Stored items from a collection
--- START ---
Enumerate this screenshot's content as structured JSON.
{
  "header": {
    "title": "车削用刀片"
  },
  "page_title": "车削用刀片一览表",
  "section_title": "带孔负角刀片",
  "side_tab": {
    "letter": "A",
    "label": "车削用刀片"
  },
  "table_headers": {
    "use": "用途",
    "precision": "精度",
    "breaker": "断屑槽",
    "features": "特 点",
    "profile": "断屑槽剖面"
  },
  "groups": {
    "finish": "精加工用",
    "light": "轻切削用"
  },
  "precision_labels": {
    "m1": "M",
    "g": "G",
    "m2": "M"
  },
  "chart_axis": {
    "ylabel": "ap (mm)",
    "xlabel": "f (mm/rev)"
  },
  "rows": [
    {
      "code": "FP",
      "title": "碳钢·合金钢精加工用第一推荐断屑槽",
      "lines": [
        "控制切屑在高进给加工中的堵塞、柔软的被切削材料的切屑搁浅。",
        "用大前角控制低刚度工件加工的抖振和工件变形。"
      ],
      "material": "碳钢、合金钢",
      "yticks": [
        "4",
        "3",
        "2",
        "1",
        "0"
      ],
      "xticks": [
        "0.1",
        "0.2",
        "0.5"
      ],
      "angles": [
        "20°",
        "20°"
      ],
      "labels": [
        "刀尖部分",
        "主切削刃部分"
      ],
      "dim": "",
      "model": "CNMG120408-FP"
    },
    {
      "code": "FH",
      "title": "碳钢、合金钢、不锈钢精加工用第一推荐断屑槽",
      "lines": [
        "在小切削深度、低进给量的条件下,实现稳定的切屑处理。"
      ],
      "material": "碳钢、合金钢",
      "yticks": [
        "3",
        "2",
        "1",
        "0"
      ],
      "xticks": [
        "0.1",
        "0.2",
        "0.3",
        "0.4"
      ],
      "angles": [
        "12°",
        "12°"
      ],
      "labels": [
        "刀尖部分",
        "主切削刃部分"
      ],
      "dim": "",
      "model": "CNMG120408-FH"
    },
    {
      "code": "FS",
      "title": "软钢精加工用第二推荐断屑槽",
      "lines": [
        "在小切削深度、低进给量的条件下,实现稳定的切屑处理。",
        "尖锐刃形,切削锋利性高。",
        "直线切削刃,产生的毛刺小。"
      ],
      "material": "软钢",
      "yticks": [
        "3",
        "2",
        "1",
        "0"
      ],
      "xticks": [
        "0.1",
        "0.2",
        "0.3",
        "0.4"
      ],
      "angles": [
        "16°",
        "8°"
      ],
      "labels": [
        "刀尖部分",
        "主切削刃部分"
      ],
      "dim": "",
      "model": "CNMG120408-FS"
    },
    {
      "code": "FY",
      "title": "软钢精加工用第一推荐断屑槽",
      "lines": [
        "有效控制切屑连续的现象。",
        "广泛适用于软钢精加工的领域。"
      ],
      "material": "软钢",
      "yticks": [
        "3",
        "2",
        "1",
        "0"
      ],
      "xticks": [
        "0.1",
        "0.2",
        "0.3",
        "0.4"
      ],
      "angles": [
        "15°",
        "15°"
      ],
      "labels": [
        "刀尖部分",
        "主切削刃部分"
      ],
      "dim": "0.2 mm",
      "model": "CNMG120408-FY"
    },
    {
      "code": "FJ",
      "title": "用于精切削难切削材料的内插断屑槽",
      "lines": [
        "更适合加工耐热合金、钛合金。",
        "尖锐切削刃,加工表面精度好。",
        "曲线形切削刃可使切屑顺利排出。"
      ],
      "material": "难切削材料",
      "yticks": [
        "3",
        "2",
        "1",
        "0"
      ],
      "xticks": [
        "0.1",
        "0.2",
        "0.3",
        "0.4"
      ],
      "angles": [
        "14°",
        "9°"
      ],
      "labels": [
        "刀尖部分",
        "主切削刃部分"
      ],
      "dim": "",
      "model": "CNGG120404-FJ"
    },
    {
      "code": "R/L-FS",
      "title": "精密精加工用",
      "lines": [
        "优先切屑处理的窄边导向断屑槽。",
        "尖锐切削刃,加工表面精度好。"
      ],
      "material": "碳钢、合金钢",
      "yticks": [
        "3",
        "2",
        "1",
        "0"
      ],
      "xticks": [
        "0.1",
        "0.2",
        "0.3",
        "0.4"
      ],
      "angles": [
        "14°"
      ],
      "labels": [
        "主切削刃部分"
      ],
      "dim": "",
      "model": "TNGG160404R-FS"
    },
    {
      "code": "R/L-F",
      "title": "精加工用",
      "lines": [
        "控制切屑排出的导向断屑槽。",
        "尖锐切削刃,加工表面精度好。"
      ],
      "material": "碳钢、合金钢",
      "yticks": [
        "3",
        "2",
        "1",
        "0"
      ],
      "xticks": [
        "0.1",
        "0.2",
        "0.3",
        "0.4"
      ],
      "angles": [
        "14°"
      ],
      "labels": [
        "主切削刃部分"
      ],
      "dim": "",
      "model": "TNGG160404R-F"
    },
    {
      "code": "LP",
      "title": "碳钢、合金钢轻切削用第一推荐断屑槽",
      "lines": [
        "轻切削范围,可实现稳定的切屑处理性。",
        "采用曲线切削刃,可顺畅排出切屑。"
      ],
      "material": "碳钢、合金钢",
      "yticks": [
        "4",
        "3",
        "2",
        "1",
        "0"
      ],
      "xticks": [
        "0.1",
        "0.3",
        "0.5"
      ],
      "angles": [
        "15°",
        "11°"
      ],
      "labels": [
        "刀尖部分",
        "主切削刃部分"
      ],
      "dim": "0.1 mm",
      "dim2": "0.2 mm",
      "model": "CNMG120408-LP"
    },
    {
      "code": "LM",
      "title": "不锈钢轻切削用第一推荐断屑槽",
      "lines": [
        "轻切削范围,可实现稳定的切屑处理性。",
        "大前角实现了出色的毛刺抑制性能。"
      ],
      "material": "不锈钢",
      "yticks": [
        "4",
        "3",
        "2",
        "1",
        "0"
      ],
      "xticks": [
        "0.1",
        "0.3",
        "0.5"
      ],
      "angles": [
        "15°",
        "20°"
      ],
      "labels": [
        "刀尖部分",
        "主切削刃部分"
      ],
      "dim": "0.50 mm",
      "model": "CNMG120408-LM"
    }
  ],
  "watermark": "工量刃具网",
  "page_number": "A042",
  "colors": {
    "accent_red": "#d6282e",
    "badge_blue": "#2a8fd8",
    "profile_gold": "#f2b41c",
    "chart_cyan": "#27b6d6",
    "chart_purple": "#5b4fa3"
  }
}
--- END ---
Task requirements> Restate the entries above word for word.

Worked solution>
Enumerate this screenshot's content as structured JSON.
{
  "header": {
    "title": "车削用刀片"
  },
  "page_title": "车削用刀片一览表",
  "section_title": "带孔负角刀片",
  "side_tab": {
    "letter": "A",
    "label": "车削用刀片"
  },
  "table_headers": {
    "use": "用途",
    "precision": "精度",
    "breaker": "断屑槽",
    "features": "特 点",
    "profile": "断屑槽剖面"
  },
  "groups": {
    "finish": "精加工用",
    "light": "轻切削用"
  },
  "precision_labels": {
    "m1": "M",
    "g": "G",
    "m2": "M"
  },
  "chart_axis": {
    "ylabel": "ap (mm)",
    "xlabel": "f (mm/rev)"
  },
  "rows": [
    {
      "code": "FP",
      "title": "碳钢·合金钢精加工用第一推荐断屑槽",
      "lines": [
        "控制切屑在高进给加工中的堵塞、柔软的被切削材料的切屑搁浅。",
        "用大前角控制低刚度工件加工的抖振和工件变形。"
      ],
      "material": "碳钢、合金钢",
      "yticks": [
        "4",
        "3",
        "2",
        "1",
        "0"
      ],
      "xticks": [
        "0.1",
        "0.2",
        "0.5"
      ],
      "angles": [
        "20°",
        "20°"
      ],
      "labels": [
        "刀尖部分",
        "主切削刃部分"
      ],
      "dim": "",
      "model": "CNMG120408-FP"
    },
    {
      "code": "FH",
      "title": "碳钢、合金钢、不锈钢精加工用第一推荐断屑槽",
      "lines": [
        "在小切削深度、低进给量的条件下,实现稳定的切屑处理。"
      ],
      "material": "碳钢、合金钢",
      "yticks": [
        "3",
        "2",
        "1",
        "0"
      ],
      "xticks": [
        "0.1",
        "0.2",
        "0.3",
        "0.4"
      ],
      "angles": [
        "12°",
        "12°"
      ],
      "labels": [
        "刀尖部分",
        "主切削刃部分"
      ],
      "dim": "",
      "model": "CNMG120408-FH"
    },
    {
      "code": "FS",
      "title": "软钢精加工用第二推荐断屑槽",
      "lines": [
        "在小切削深度、低进给量的条件下,实现稳定的切屑处理。",
        "尖锐刃形,切削锋利性高。",
        "直线切削刃,产生的毛刺小。"
      ],
      "material": "软钢",
      "yticks": [
        "3",
        "2",
        "1",
        "0"
      ],
      "xticks": [
        "0.1",
        "0.2",
        "0.3",
        "0.4"
      ],
      "angles": [
        "16°",
        "8°"
      ],
      "labels": [
        "刀尖部分",
        "主切削刃部分"
      ],
      "dim": "",
      "model": "CNMG120408-FS"
    },
    {
      "code": "FY",
      "title": "软钢精加工用第一推荐断屑槽",
      "lines": [
        "有效控制切屑连续的现象。",
        "广泛适用于软钢精加工的领域。"
      ],
      "material": "软钢",
      "yticks": [
        "3",
        "2",
        "1",
        "0"
      ],
      "xticks": [
        "0.1",
        "0.2",
        "0.3",
        "0.4"
      ],
      "angles": [
        "15°",
        "15°"
      ],
      "labels": [
        "刀尖部分",
        "主切削刃部分"
      ],
      "dim": "0.2 mm",
      "model": "CNMG120408-FY"
    },
    {
      "code": "FJ",
      "title": "用于精切削难切削材料的内插断屑槽",
      "lines": [
        "更适合加工耐热合金、钛合金。",
        "尖锐切削刃,加工表面精度好。",
        "曲线形切削刃可使切屑顺利排出。"
      ],
      "material": "难切削材料",
      "yticks": [
        "3",
        "2",
        "1",
        "0"
      ],
      "xticks": [
        "0.1",
        "0.2",
        "0.3",
        "0.4"
      ],
      "angles": [
        "14°",
        "9°"
      ],
      "labels": [
        "刀尖部分",
        "主切削刃部分"
      ],
      "dim": "",
      "model": "CNGG120404-FJ"
    },
    {
      "code": "R/L-FS",
      "title": "精密精加工用",
      "lines": [
        "优先切屑处理的窄边导向断屑槽。",
        "尖锐切削刃,加工表面精度好。"
      ],
      "material": "碳钢、合金钢",
      "yticks": [
        "3",
        "2",
        "1",
        "0"
      ],
      "xticks": [
        "0.1",
        "0.2",
        "0.3",
        "0.4"
      ],
      "angles": [
        "14°"
      ],
      "labels": [
        "主切削刃部分"
      ],
      "dim": "",
      "model": "TNGG160404R-FS"
    },
    {
      "code": "R/L-F",
      "title": "精加工用",
      "lines": [
        "控制切屑排出的导向断屑槽。",
        "尖锐切削刃,加工表面精度好。"
      ],
      "material": "碳钢、合金钢",
      "yticks": [
        "3",
        "2",
        "1",
        "0"
      ],
      "xticks": [
        "0.1",
        "0.2",
        "0.3",
        "0.4"
      ],
      "angles": [
        "14°"
      ],
      "labels": [
        "主切削刃部分"
      ],
      "dim": "",
      "model": "TNGG160404R-F"
    },
    {
      "code": "LP",
      "title": "碳钢、合金钢轻切削用第一推荐断屑槽",
      "lines": [
        "轻切削范围,可实现稳定的切屑处理性。",
        "采用曲线切削刃,可顺畅排出切屑。"
      ],
      "material": "碳钢、合金钢",
      "yticks": [
        "4",
        "3",
        "2",
        "1",
        "0"
      ],
      "xticks": [
        "0.1",
        "0.3",
        "0.5"
      ],
      "angles": [
        "15°",
        "11°"
      ],
      "labels": [
        "刀尖部分",
        "主切削刃部分"
      ],
      "dim": "0.1 mm",
      "dim2": "0.2 mm",
      "model": "CNMG120408-LP"
    },
    {
      "code": "LM",
      "title": "不锈钢轻切削用第一推荐断屑槽",
      "lines": [
        "轻切削范围,可实现稳定的切屑处理性。",
        "大前角实现了出色的毛刺抑制性能。"
      ],
      "material": "不锈钢",
      "yticks": [
        "4",
        "3",
        "2",
        "1",
        "0"
      ],
      "xticks": [
        "0.1",
        "0.3",
        "0.5"
      ],
      "angles": [
        "15°",
        "20°"
      ],
      "labels": [
        "刀尖部分",
        "主切削刃部分"
      ],
      "dim": "0.50 mm",
      "model": "CNMG120408-LM"
    }
  ],
  "watermark": "工量刃具网",
  "page_number": "A042",
  "colors": {
    "accent_red": "#d6282e",
    "badge_blue": "#2a8fd8",
    "profile_gold": "#f2b41c",
    "chart_cyan": "#27b6d6",
    "chart_purple": "#5b4fa3"
  }
}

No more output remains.